● **THE INPUT**:

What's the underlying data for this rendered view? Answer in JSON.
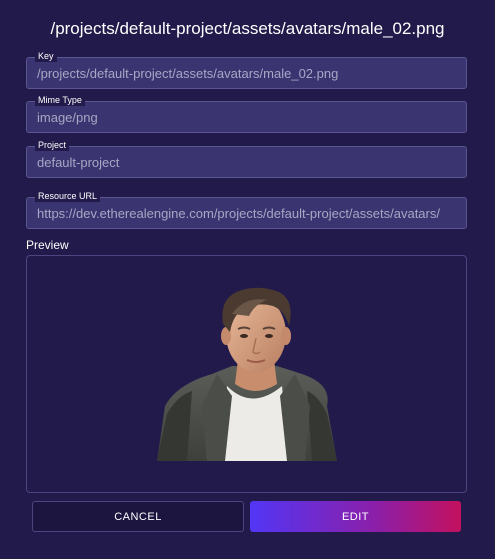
{
  "dialog": {
    "title": "/projects/default-project/assets/avatars/male_02.png"
  },
  "fields": [
    {
      "label": "Key",
      "value": "/projects/default-project/assets/avatars/male_02.png"
    },
    {
      "label": "Mime Type",
      "value": "image/png"
    },
    {
      "label": "Project",
      "value": "default-project"
    },
    {
      "label": "Resource URL",
      "value": "https://dev.etherealengine.com/projects/default-project/assets/avatars/"
    }
  ],
  "preview": {
    "label": "Preview",
    "image_subject": "male avatar portrait"
  },
  "actions": {
    "cancel_label": "CANCEL",
    "edit_label": "EDIT"
  },
  "colors": {
    "background": "#221a4a",
    "field_bg": "#3a3570",
    "edit_gradient_start": "#5236f5",
    "edit_gradient_end": "#c3115f"
  }
}
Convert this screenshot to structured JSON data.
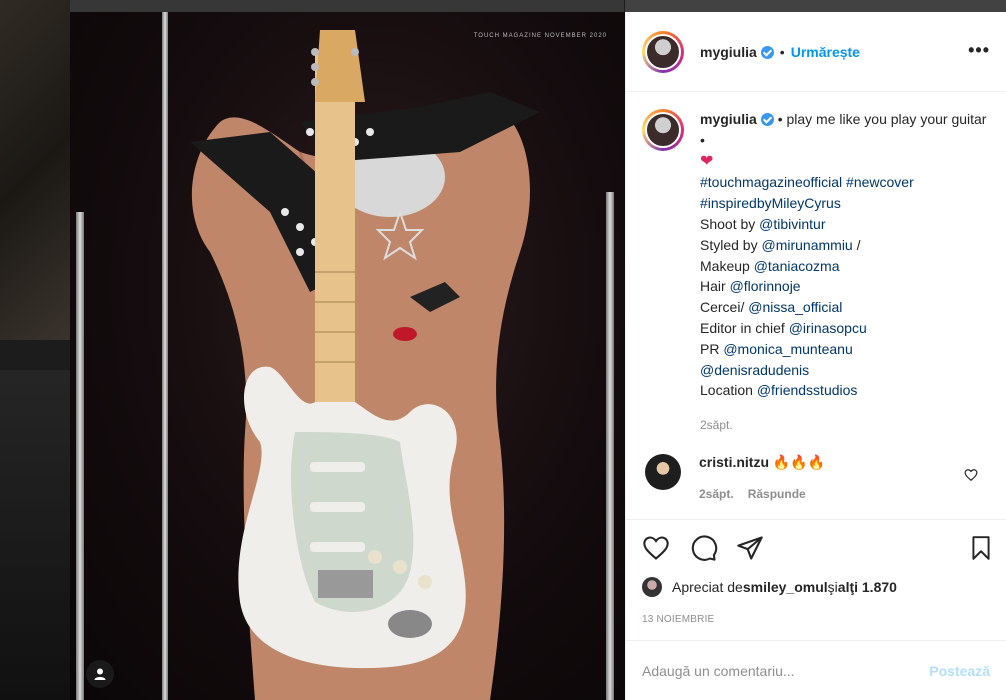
{
  "post": {
    "username": "mygiulia",
    "follow_label": "Urmărește",
    "more_label": "•••",
    "magazine_text": "TOUCH MAGAZINE NOVEMBER 2020",
    "caption": {
      "username": "mygiulia",
      "line1": "• play me like you play your guitar •",
      "heart": "❤",
      "hashtags1": "#touchmagazineofficial #newcover",
      "hashtags2": "#inspiredbyMileyCyrus",
      "shoot_prefix": "Shoot by ",
      "shoot_handle": "@tibivintur",
      "styled_prefix": "Styled by ",
      "styled_handle": "@mirunammiu",
      "styled_suffix": " /",
      "makeup_prefix": "Makeup ",
      "makeup_handle": "@taniacozma",
      "hair_prefix": "Hair ",
      "hair_handle": "@florinnoje",
      "cercei_prefix": "Cercei/ ",
      "cercei_handle": "@nissa_official",
      "editor_prefix": "Editor in chief ",
      "editor_handle": "@irinasopcu",
      "pr_prefix": "PR ",
      "pr_handle": "@monica_munteanu",
      "extra_handle": "@denisradudenis",
      "location_prefix": "Location ",
      "location_handle": "@friendsstudios",
      "time": "2săpt."
    },
    "comments": [
      {
        "username": "cristi.nitzu",
        "text": "🔥🔥🔥",
        "time": "2săpt.",
        "reply_label": "Răspunde"
      }
    ],
    "likes": {
      "prefix": "Apreciat de ",
      "user": "smiley_omul",
      "middle": " şi ",
      "others": "alţi 1.870"
    },
    "date": "13 NOIEMBRIE",
    "comment_input": {
      "placeholder": "Adaugă un comentariu...",
      "post_label": "Postează"
    }
  }
}
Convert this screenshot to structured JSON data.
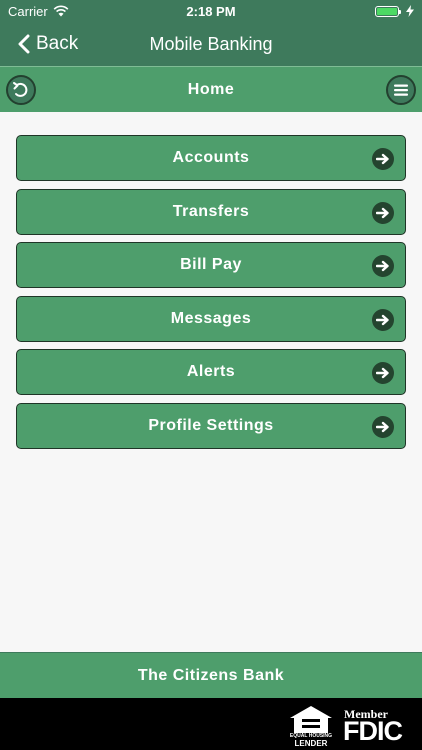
{
  "status_bar": {
    "carrier": "Carrier",
    "time": "2:18 PM",
    "battery_level": 1.0,
    "wifi_icon": "wifi-icon",
    "charging_icon": "bolt-icon"
  },
  "nav": {
    "back_label": "Back",
    "title": "Mobile Banking"
  },
  "sub_header": {
    "title": "Home",
    "left_icon": "undo-icon",
    "right_icon": "menu-icon"
  },
  "menu": {
    "items": [
      {
        "label": "Accounts"
      },
      {
        "label": "Transfers"
      },
      {
        "label": "Bill Pay"
      },
      {
        "label": "Messages"
      },
      {
        "label": "Alerts"
      },
      {
        "label": "Profile Settings"
      }
    ]
  },
  "footer": {
    "bank_name": "The Citizens Bank",
    "ehl_line1": "EQUAL HOUSING",
    "ehl_line2": "LENDER",
    "fdic_member": "Member",
    "fdic_name": "FDIC"
  },
  "colors": {
    "header": "#3e7a5c",
    "button": "#4e9e6c",
    "button_border": "#1f3527",
    "background": "#f7f7f7"
  }
}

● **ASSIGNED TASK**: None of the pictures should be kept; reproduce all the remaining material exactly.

● **RESPONSE BOX**:
What's the underlying data for this rendered view? Answer in JSON.
{
  "dialog": {
    "title": "/projects/default-project/assets/avatars/male_02.png"
  },
  "fields": [
    {
      "label": "Key",
      "value": "/projects/default-project/assets/avatars/male_02.png"
    },
    {
      "label": "Mime Type",
      "value": "image/png"
    },
    {
      "label": "Project",
      "value": "default-project"
    },
    {
      "label": "Resource URL",
      "value": "https://dev.etherealengine.com/projects/default-project/assets/avatars/"
    }
  ],
  "preview": {
    "label": "Preview",
    "image_subject": "male avatar portrait"
  },
  "actions": {
    "cancel_label": "CANCEL",
    "edit_label": "EDIT"
  },
  "colors": {
    "background": "#221a4a",
    "field_bg": "#3a3570",
    "edit_gradient_start": "#5236f5",
    "edit_gradient_end": "#c3115f"
  }
}
Convert this screenshot to structured JSON data.
{
  "post": {
    "username": "mygiulia",
    "follow_label": "Urmărește",
    "more_label": "•••",
    "magazine_text": "TOUCH MAGAZINE NOVEMBER 2020",
    "caption": {
      "username": "mygiulia",
      "line1": "• play me like you play your guitar •",
      "heart": "❤",
      "hashtags1": "#touchmagazineofficial #newcover",
      "hashtags2": "#inspiredbyMileyCyrus",
      "shoot_prefix": "Shoot by ",
      "shoot_handle": "@tibivintur",
      "styled_prefix": "Styled by ",
      "styled_handle": "@mirunammiu",
      "styled_suffix": " /",
      "makeup_prefix": "Makeup ",
      "makeup_handle": "@taniacozma",
      "hair_prefix": "Hair ",
      "hair_handle": "@florinnoje",
      "cercei_prefix": "Cercei/ ",
      "cercei_handle": "@nissa_official",
      "editor_prefix": "Editor in chief ",
      "editor_handle": "@irinasopcu",
      "pr_prefix": "PR ",
      "pr_handle": "@monica_munteanu",
      "extra_handle": "@denisradudenis",
      "location_prefix": "Location ",
      "location_handle": "@friendsstudios",
      "time": "2săpt."
    },
    "comments": [
      {
        "username": "cristi.nitzu",
        "text": "🔥🔥🔥",
        "time": "2săpt.",
        "reply_label": "Răspunde"
      }
    ],
    "likes": {
      "prefix": "Apreciat de ",
      "user": "smiley_omul",
      "middle": " şi ",
      "others": "alţi 1.870"
    },
    "date": "13 NOIEMBRIE",
    "comment_input": {
      "placeholder": "Adaugă un comentariu...",
      "post_label": "Postează"
    }
  }
}
Convert this screenshot to structured JSON data.
{
  "status_bar": {
    "carrier": "Carrier",
    "time": "2:18 PM",
    "battery_level": 1.0,
    "wifi_icon": "wifi-icon",
    "charging_icon": "bolt-icon"
  },
  "nav": {
    "back_label": "Back",
    "title": "Mobile Banking"
  },
  "sub_header": {
    "title": "Home",
    "left_icon": "undo-icon",
    "right_icon": "menu-icon"
  },
  "menu": {
    "items": [
      {
        "label": "Accounts"
      },
      {
        "label": "Transfers"
      },
      {
        "label": "Bill Pay"
      },
      {
        "label": "Messages"
      },
      {
        "label": "Alerts"
      },
      {
        "label": "Profile Settings"
      }
    ]
  },
  "footer": {
    "bank_name": "The Citizens Bank",
    "ehl_line1": "EQUAL HOUSING",
    "ehl_line2": "LENDER",
    "fdic_member": "Member",
    "fdic_name": "FDIC"
  },
  "colors": {
    "header": "#3e7a5c",
    "button": "#4e9e6c",
    "button_border": "#1f3527",
    "background": "#f7f7f7"
  }
}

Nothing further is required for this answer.